With a nod to great American leaders, including former President Franklin Roosevelt, he warned against sowing seeds of fear.
“We have two possible ways ahead. We can choose isolationism, withdrawal and nationalism. It can be tempting to us as a temporary remedy to our fears,” he said. “But closing the door to the world will not stop the evolution of the world.”
But he said international engagement was the only solution.
“This requires — more than ever — the United States’ involvement as your role was decisive for creating and guarding today’s free world. The United States is the one who invented this multilateralism. You are the one now who has to help preserve and reinvent it,” he said.
Macron told Congress that Iran will “never” be allowed to develop atomic weapons, as the fate of a landmark 2015 nuclear accord with Tehran hangs in the balance.
“Our objective is clear,” Macron told lawmakers on the final day of a state visit during which he and President Donald Trump called for a broader “deal” that would also limit Iran’s ballistic missile program and support for militant groups across the Middle East.
“Iran shall never possess any nuclear weapons. Not now. Not in five years. Not in 10 years. Never,” Macron said.
Macron has pushed for a new approach that would see the United States and Europe agree to block any Iranian nuclear activity until 2025 and beyond, address Iran’s ballistic missile program and generate conditions for a political solution to contain Iran in Yemen, Syria, Iraq and Lebanon.
“Whatever the decision of the United States will be, we will not leave the floor to the actions of rogues. We will not leave the floor to this conflict of powers in the Middle East,” Macron told Congress.
“I think we can work together to build this comprehensive deal for the whole region, for our people, because I think it fairly addresses our concerns,” he said.

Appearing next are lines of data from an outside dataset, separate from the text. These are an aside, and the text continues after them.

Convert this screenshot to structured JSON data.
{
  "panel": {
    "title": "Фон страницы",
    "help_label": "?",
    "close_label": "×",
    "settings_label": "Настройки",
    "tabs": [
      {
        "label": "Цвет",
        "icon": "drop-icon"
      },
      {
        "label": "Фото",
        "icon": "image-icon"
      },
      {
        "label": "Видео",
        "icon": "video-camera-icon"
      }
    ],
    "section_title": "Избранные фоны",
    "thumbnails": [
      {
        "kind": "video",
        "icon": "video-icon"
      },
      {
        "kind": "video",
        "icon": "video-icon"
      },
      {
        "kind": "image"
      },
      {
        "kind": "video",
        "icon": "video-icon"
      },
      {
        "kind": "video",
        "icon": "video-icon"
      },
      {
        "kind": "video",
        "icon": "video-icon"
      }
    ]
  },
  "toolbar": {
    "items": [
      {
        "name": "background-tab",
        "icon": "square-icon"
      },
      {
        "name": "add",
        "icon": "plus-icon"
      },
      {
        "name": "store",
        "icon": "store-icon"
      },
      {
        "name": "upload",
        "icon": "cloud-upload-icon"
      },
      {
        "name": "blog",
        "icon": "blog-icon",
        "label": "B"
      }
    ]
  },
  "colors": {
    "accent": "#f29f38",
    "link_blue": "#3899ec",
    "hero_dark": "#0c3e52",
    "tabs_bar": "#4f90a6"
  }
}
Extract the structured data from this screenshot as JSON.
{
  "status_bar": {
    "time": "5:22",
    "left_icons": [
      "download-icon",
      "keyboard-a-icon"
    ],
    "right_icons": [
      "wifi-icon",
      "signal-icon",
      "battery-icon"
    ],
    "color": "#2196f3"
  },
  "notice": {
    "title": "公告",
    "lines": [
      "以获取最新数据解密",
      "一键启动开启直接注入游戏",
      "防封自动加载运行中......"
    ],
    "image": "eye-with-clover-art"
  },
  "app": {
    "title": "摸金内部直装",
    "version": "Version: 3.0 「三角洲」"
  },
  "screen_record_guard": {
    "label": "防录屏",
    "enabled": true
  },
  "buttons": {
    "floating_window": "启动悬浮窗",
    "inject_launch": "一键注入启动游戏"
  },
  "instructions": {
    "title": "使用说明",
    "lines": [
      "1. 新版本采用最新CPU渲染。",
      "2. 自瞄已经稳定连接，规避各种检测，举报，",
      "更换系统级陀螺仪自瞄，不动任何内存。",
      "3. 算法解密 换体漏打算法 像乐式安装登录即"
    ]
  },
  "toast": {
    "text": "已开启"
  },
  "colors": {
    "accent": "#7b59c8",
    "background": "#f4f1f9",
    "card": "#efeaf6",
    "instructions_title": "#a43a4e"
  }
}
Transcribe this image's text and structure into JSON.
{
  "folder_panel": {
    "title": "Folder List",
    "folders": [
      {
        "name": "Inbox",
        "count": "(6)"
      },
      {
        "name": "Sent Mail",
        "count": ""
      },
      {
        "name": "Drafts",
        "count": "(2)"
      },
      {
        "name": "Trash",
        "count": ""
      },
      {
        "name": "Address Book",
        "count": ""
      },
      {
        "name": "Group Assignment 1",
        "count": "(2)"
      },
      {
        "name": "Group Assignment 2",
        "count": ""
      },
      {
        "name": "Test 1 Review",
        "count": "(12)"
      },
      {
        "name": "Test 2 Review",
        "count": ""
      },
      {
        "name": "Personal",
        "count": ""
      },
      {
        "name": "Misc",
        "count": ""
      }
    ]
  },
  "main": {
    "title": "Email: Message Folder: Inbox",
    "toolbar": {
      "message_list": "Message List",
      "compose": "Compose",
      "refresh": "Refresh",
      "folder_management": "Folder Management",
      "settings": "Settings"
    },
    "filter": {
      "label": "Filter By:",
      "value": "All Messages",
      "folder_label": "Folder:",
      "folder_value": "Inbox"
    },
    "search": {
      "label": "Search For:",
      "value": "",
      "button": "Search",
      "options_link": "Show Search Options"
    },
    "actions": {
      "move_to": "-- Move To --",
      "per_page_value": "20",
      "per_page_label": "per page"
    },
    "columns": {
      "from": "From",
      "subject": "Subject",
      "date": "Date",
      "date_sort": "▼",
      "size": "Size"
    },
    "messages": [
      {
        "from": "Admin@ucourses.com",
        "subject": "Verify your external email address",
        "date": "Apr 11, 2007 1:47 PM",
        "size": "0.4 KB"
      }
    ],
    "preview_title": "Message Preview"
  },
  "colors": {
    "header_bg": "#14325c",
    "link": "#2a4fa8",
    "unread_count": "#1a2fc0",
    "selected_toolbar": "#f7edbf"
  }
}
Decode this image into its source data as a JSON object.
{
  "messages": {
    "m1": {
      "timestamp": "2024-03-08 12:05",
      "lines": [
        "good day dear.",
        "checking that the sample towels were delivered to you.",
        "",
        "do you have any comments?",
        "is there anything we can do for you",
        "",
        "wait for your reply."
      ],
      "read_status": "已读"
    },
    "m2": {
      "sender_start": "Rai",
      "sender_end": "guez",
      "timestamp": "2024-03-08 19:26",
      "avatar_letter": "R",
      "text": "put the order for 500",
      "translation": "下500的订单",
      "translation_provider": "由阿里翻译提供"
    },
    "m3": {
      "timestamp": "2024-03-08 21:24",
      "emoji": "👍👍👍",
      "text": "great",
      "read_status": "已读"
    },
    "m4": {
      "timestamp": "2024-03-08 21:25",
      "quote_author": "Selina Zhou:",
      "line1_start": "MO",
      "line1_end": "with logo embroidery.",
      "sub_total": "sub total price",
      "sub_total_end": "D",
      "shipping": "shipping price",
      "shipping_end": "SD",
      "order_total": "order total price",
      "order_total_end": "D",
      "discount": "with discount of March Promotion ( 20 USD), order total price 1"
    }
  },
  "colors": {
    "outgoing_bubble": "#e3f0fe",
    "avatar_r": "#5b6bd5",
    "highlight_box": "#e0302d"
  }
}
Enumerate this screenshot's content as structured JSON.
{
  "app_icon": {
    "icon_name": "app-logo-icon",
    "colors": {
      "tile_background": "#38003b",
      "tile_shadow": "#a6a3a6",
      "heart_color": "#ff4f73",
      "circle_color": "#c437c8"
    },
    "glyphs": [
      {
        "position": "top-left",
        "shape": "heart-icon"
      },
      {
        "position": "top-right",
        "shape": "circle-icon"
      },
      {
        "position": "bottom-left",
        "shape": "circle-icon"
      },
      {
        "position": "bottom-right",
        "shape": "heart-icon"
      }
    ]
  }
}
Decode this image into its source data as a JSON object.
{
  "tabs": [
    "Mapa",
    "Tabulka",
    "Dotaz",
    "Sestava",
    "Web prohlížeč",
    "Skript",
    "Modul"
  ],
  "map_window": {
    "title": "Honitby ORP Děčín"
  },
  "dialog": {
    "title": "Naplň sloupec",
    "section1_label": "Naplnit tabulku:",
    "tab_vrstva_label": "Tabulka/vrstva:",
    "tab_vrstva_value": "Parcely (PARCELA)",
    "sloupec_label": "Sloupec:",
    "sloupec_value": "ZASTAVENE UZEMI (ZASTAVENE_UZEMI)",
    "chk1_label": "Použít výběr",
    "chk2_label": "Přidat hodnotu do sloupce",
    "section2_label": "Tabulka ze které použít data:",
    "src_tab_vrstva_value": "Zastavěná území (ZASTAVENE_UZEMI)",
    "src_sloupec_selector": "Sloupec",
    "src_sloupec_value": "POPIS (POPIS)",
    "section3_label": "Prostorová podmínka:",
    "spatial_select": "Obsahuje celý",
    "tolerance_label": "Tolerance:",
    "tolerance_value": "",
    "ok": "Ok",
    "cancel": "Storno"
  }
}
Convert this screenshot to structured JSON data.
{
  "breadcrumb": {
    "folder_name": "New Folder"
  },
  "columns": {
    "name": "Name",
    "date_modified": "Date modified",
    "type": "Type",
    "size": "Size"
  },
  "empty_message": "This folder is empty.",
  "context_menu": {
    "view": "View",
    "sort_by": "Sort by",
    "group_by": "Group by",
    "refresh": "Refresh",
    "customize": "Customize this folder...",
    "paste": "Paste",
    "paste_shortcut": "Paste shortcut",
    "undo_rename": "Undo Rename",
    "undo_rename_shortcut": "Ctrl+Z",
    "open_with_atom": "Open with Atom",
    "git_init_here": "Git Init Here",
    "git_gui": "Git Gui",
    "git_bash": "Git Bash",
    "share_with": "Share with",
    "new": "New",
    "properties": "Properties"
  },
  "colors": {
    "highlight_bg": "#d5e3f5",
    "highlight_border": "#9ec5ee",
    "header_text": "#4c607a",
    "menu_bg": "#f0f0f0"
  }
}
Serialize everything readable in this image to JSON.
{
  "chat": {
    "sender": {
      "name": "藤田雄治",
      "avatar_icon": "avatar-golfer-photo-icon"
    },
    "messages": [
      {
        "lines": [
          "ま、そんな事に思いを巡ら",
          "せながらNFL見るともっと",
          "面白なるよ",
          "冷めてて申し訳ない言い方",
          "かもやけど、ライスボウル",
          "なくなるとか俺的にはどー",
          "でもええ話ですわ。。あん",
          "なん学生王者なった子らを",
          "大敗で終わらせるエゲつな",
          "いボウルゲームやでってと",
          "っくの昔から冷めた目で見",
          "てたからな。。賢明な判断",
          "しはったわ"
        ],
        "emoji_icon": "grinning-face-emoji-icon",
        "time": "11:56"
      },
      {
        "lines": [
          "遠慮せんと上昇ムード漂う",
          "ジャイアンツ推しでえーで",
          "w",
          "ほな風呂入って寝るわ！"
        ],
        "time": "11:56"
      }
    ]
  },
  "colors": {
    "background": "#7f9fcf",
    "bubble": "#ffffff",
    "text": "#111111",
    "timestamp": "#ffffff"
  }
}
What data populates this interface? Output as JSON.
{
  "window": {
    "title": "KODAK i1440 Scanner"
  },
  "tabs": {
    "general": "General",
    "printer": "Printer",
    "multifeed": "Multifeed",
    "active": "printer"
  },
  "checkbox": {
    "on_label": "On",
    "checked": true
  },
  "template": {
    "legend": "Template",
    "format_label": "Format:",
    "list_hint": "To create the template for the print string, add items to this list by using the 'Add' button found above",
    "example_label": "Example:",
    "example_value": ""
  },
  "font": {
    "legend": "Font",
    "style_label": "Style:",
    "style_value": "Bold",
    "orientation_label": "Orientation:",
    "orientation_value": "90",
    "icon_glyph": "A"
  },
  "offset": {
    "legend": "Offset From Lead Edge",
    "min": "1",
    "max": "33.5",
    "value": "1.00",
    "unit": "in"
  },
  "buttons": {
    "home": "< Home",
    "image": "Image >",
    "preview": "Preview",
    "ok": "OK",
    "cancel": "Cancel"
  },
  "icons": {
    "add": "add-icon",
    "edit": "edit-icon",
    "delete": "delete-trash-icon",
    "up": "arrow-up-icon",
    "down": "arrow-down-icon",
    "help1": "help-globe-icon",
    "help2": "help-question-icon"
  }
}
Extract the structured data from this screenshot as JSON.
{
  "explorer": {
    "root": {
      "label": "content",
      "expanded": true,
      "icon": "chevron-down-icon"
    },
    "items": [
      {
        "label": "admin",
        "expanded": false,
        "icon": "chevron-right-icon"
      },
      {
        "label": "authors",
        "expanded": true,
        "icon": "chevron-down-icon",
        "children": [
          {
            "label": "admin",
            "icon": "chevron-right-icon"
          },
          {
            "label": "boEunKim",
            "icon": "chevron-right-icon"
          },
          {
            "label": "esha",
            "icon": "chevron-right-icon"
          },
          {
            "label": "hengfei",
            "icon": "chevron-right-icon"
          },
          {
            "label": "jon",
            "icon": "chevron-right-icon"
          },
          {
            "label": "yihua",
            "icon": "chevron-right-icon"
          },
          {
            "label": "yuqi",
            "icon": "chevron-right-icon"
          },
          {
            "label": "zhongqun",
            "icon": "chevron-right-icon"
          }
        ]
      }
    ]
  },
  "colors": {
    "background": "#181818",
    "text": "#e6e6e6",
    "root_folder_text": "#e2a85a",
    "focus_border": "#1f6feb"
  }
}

On climate change, Macron told US lawmakers there is “no Planet B,” acknowledging a disagreement with President Donald Trump, who pulled his nation from the landmark Paris accord.
“Let us face it. There is no Planet B,” Macron said in an address to Congress on the final day of his state visit to the United States.
“We have disagreements between the United States and France. It may happen, like in all families,” he said — but such differences would be short-term.
“We’re just citizens of the same planet,” Macron said.
“With business leaders and local communities, let us work together in order to make our planet great again and create new jobs and new opportunities while safeguarding our Earth. And I’m sure one day, the United States would come back and join the Paris agreement.”
Trump said last year that his country would withdraw from the accord, which aims to reduce damaging emissions and was signed by almost 200 countries.
Macron also lashed out against fake news — and gave a tongue-in-cheek apology for violating President Donald Trump’s “copyright” on the term.
He warned that lies disseminated online are threatening freedoms worldwide, saying: “Without reason, without truth, there is no real democracy because democracy is about true choices and rational decisions.”
Macron tasked his government this year with drafting a law to punish false information distributed during election campaigns. Macron says his presidential campaign last year was a victim of fake news, notably accusing Russian news sites RT and Sputnik.
He also warned against “terrorist propaganda that spreads its fanaticism on the Internet.”
In recounting common bonds from the earliest days of the United States, Macron talked about a meeting between Ben Franklin and the French philosopher Voltaire, “kissing each other’s cheeks.”
In an apparent reference to his friendly meetings this week with Trump, he said, “It can remind you of something.”
Macron was speaking as part of his visit to the United States. It’s the first time a president from France has addressed Congress in more than a decade, but follows a tradition of foreign leaders appearing at the US Capitol.